Bernanke's Folly

K.E. Campbell
On June 3, 2009, Federal Reserve Chairman Ben Bernanke testified before the House Budget Committee. At the hearing, according to the Washington Times, Rep. Paul Ryan (R-WI) said that rising Treasury bond yields were

..telling us that there is no free lunch...The Treasury is issuing debt and the central bank is buying it. It gives the alarming impression that the U.S. one day might begin to meet its financial obligations by simply printing money.

To which Mr. Bernanke responded:

The Federal Reserve will not monetize the debt.

Less than a year and half later, the Federal Reserve announced its plan to do just that.  The plan, euphemistically called quantitative easing or QE2, involves the purchase of at least $600 billion of Treasury bonds over the next several months. Essentially, money will be printed out of thin air to pay off government debt.

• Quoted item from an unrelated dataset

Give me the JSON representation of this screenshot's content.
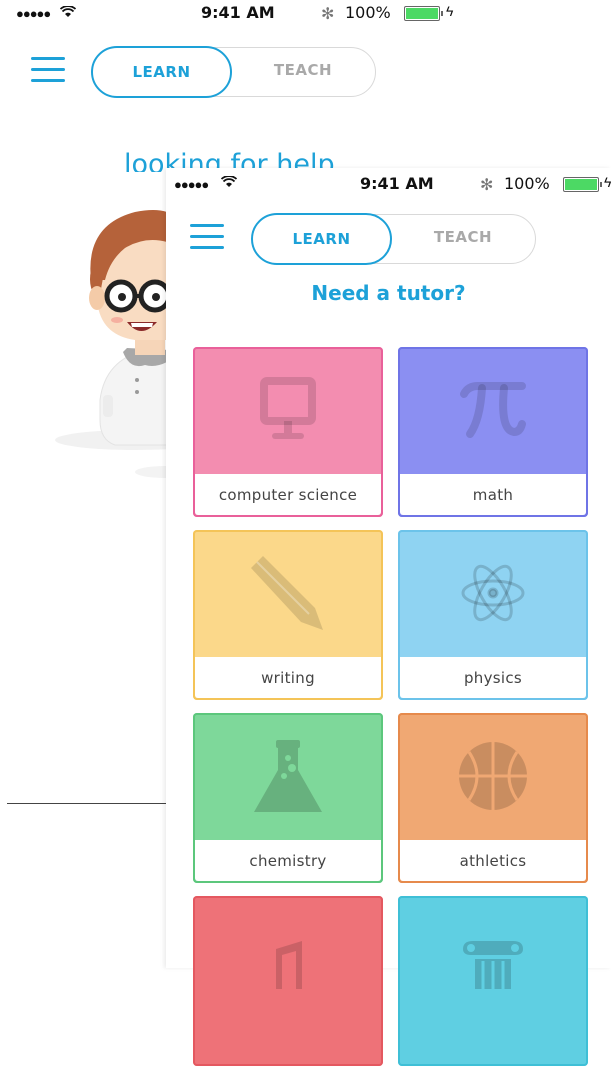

In a piece in the Washington Post on November 4, 2010, Mr. Bernanke wrote that the Fed's actions will promote economic growth and employment without risking "economic overheating." Citing examples, he wrote:

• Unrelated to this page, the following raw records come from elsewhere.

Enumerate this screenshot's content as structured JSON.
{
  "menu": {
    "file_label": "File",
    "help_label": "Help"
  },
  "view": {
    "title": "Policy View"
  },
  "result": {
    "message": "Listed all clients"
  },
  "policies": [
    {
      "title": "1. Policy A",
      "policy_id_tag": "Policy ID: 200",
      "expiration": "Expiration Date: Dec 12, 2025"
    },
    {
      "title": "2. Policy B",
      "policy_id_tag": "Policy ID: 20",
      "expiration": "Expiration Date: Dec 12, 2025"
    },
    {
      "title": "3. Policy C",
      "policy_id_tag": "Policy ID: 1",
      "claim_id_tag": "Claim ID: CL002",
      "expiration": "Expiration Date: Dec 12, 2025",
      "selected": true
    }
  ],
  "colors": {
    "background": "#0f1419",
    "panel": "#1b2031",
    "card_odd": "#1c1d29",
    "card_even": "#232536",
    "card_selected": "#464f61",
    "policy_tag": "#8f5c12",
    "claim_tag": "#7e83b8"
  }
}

..lower mortgage rates will make housing more affordable and allow more homeowners to refinance. Lower corporate bond rates will encourage investment. And higher stock prices will boost consumer wealth and help increase confidence, which can also spur spending. Increased spending will lead to higher incomes and profits that, in a virtuous circle, will further support economic expansion.

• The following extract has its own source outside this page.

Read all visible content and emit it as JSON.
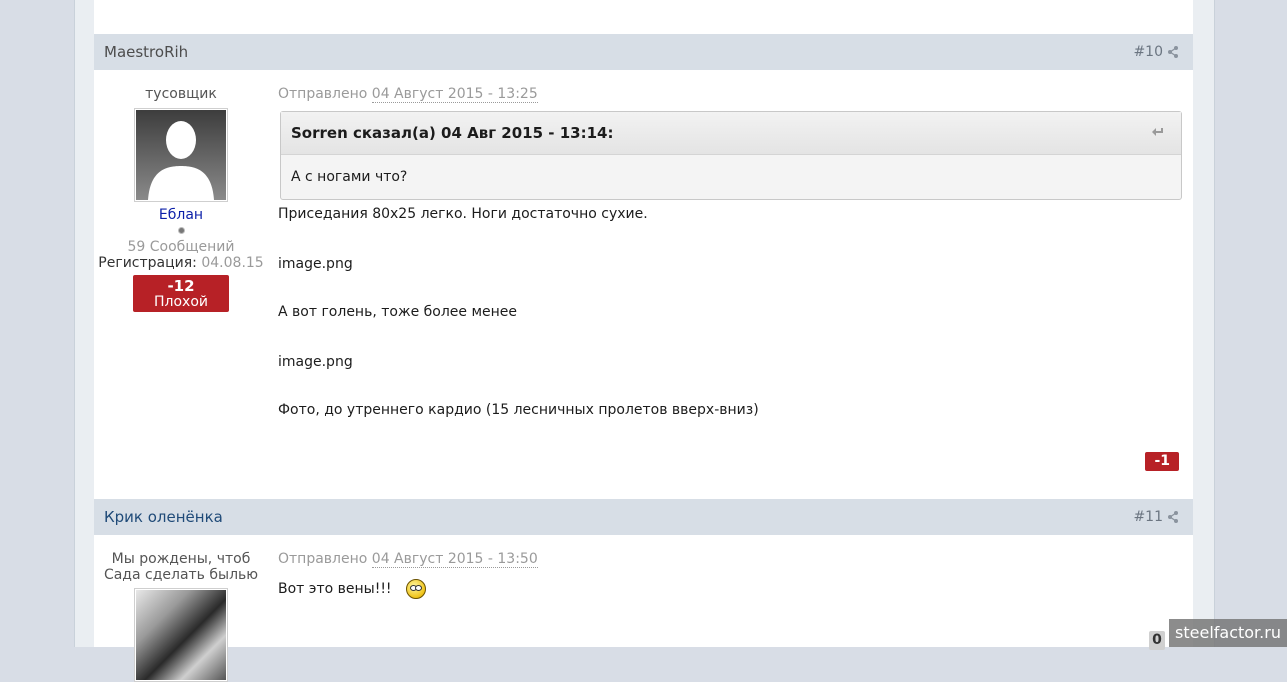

In a recent column, economist John Tamny opined on the interventionist and "never disappointing Ben Bernanke" and QE2:

...all demand is the result of production first...We produce so that we can consume...the increased demand that Bernanke presumes is no such thing. That's the case because the wealth effect that he naively believes to exist is non-existent. If shareholders exchange shares of increasing value for dollars in order to consume, the seller's dollar bonanza is naturally matched by the buyer's reduced cash position. These things even out, with no increase in consumption. And the same applies to housing...

Mr. Tamny likens the Fed's efforts to manipulate interest rates -- the cost of credit -- to price controls and disputes the central bank's notion that we don't have an inflation problem, citing the fact the U.S. dollar continues to test new lows against gold and every major foreign currency. QE2 will only exacerbate that condition. Reading the full column is recommended to fully appreciate Mr. Tamny's position.

John Tamny is an astute, unabashed and articulate free marketer and Constitutionalist. American Thinker readers would benefit from (and probably enjoy) monitoring his opinions, especially during these perilous financial times.
On June 3, 2009, Federal Reserve Chairman Ben Bernanke testified before the House Budget Committee. At the hearing, according to the Washington Times, Rep. Paul Ryan (R-WI) said that rising Treasury bond yields were

..telling us that there is no free lunch...The Treasury is issuing debt and the central bank is buying it. It gives the alarming impression that the U.S. one day might begin to meet its financial obligations by simply printing money.

To which Mr. Bernanke responded:

The Federal Reserve will not monetize the debt.

Less than a year and half later, the Federal Reserve announced its plan to do just that.  The plan, euphemistically called quantitative easing or QE2, involves the purchase of at least $600 billion of Treasury bonds over the next several months. Essentially, money will be printed out of thin air to pay off government debt.

In a piece in the Washington Post on November 4, 2010, Mr. Bernanke wrote that the Fed's actions will promote economic growth and employment without risking "economic overheating." Citing examples, he wrote:

..lower mortgage rates will make housing more affordable and allow more homeowners to refinance. Lower corporate bond rates will encourage investment. And higher stock prices will boost consumer wealth and help increase confidence, which can also spur spending. Increased spending will lead to higher incomes and profits that, in a virtuous circle, will further support economic expansion.

In a recent column, economist John Tamny opined on the interventionist and "never disappointing Ben Bernanke" and QE2:

...all demand is the result of production first...We produce so that we can consume...the increased demand that Bernanke presumes is no such thing. That's the case because the wealth effect that he naively believes to exist is non-existent. If shareholders exchange shares of increasing value for dollars in order to consume, the seller's dollar bonanza is naturally matched by the buyer's reduced cash position. These things even out, with no increase in consumption. And the same applies to housing...

Mr. Tamny likens the Fed's efforts to manipulate interest rates -- the cost of credit -- to price controls and disputes the central bank's notion that we don't have an inflation problem, citing the fact the U.S. dollar continues to test new lows against gold and every major foreign currency. QE2 will only exacerbate that condition. Reading the full column is recommended to fully appreciate Mr. Tamny's position.

John Tamny is an astute, unabashed and articulate free marketer and Constitutionalist. American Thinker readers would benefit from (and probably enjoy) monitoring his opinions, especially during these perilous financial times.